Problem to work on: In your answer, give each entry again exactly as it appears.

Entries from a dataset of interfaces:

++++

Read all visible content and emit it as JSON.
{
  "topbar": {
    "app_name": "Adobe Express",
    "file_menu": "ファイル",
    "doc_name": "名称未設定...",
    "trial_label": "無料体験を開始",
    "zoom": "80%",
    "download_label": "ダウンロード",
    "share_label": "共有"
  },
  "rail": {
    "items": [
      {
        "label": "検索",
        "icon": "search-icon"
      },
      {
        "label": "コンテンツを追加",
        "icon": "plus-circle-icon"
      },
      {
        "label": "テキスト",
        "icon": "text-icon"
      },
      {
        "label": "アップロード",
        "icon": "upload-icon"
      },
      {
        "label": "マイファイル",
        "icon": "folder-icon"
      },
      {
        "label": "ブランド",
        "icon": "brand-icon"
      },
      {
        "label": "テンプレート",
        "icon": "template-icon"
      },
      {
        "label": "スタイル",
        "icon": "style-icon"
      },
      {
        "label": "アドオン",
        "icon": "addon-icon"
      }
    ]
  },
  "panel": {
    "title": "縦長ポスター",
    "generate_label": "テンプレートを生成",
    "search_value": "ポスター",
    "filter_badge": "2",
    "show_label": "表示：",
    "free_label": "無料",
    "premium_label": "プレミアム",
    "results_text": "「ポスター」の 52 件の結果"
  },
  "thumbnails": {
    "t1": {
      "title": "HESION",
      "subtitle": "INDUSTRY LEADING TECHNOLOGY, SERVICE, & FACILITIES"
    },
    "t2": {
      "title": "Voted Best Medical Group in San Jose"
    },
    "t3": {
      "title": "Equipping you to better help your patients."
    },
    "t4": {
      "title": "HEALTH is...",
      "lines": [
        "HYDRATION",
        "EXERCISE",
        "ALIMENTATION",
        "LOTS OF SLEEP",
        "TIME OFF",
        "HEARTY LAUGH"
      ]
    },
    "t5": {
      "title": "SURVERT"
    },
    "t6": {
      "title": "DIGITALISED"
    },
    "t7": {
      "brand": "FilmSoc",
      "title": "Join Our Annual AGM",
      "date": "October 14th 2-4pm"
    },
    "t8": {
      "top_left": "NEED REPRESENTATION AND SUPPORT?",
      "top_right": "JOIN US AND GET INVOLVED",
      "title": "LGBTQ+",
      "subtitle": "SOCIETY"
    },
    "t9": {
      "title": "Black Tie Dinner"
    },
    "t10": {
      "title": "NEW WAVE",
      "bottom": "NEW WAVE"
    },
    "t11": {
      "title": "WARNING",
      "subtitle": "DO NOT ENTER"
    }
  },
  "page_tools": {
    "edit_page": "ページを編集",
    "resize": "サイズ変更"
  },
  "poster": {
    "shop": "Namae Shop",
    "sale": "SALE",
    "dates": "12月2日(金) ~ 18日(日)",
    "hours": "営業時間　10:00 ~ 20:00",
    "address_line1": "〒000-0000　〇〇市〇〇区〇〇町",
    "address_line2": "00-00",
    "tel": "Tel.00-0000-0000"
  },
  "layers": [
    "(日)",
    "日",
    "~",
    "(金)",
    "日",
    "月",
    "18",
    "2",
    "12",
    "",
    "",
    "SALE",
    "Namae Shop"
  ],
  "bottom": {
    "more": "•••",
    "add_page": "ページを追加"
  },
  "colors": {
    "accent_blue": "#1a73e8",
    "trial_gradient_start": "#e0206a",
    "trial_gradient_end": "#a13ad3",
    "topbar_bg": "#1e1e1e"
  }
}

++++

Result:
Read all visible content and emit it as JSON.
{
  "topbar": {
    "app_name": "Adobe Express",
    "file_menu": "ファイル",
    "doc_name": "名称未設定...",
    "trial_label": "無料体験を開始",
    "zoom": "80%",
    "download_label": "ダウンロード",
    "share_label": "共有"
  },
  "rail": {
    "items": [
      {
        "label": "検索",
        "icon": "search-icon"
      },
      {
        "label": "コンテンツを追加",
        "icon": "plus-circle-icon"
      },
      {
        "label": "テキスト",
        "icon": "text-icon"
      },
      {
        "label": "アップロード",
        "icon": "upload-icon"
      },
      {
        "label": "マイファイル",
        "icon": "folder-icon"
      },
      {
        "label": "ブランド",
        "icon": "brand-icon"
      },
      {
        "label": "テンプレート",
        "icon": "template-icon"
      },
      {
        "label": "スタイル",
        "icon": "style-icon"
      },
      {
        "label": "アドオン",
        "icon": "addon-icon"
      }
    ]
  },
  "panel": {
    "title": "縦長ポスター",
    "generate_label": "テンプレートを生成",
    "search_value": "ポスター",
    "filter_badge": "2",
    "show_label": "表示：",
    "free_label": "無料",
    "premium_label": "プレミアム",
    "results_text": "「ポスター」の 52 件の結果"
  },
  "thumbnails": {
    "t1": {
      "title": "HESION",
      "subtitle": "INDUSTRY LEADING TECHNOLOGY, SERVICE, & FACILITIES"
    },
    "t2": {
      "title": "Voted Best Medical Group in San Jose"
    },
    "t3": {
      "title": "Equipping you to better help your patients."
    },
    "t4": {
      "title": "HEALTH is...",
      "lines": [
        "HYDRATION",
        "EXERCISE",
        "ALIMENTATION",
        "LOTS OF SLEEP",
        "TIME OFF",
        "HEARTY LAUGH"
      ]
    },
    "t5": {
      "title": "SURVERT"
    },
    "t6": {
      "title": "DIGITALISED"
    },
    "t7": {
      "brand": "FilmSoc",
      "title": "Join Our Annual AGM",
      "date": "October 14th 2-4pm"
    },
    "t8": {
      "top_left": "NEED REPRESENTATION AND SUPPORT?",
      "top_right": "JOIN US AND GET INVOLVED",
      "title": "LGBTQ+",
      "subtitle": "SOCIETY"
    },
    "t9": {
      "title": "Black Tie Dinner"
    },
    "t10": {
      "title": "NEW WAVE",
      "bottom": "NEW WAVE"
    },
    "t11": {
      "title": "WARNING",
      "subtitle": "DO NOT ENTER"
    }
  },
  "page_tools": {
    "edit_page": "ページを編集",
    "resize": "サイズ変更"
  },
  "poster": {
    "shop": "Namae Shop",
    "sale": "SALE",
    "dates": "12月2日(金) ~ 18日(日)",
    "hours": "営業時間　10:00 ~ 20:00",
    "address_line1": "〒000-0000　〇〇市〇〇区〇〇町",
    "address_line2": "00-00",
    "tel": "Tel.00-0000-0000"
  },
  "layers": [
    "(日)",
    "日",
    "~",
    "(金)",
    "日",
    "月",
    "18",
    "2",
    "12",
    "",
    "",
    "SALE",
    "Namae Shop"
  ],
  "bottom": {
    "more": "•••",
    "add_page": "ページを追加"
  },
  "colors": {
    "accent_blue": "#1a73e8",
    "trial_gradient_start": "#e0206a",
    "trial_gradient_end": "#a13ad3",
    "topbar_bg": "#1e1e1e"
  }
}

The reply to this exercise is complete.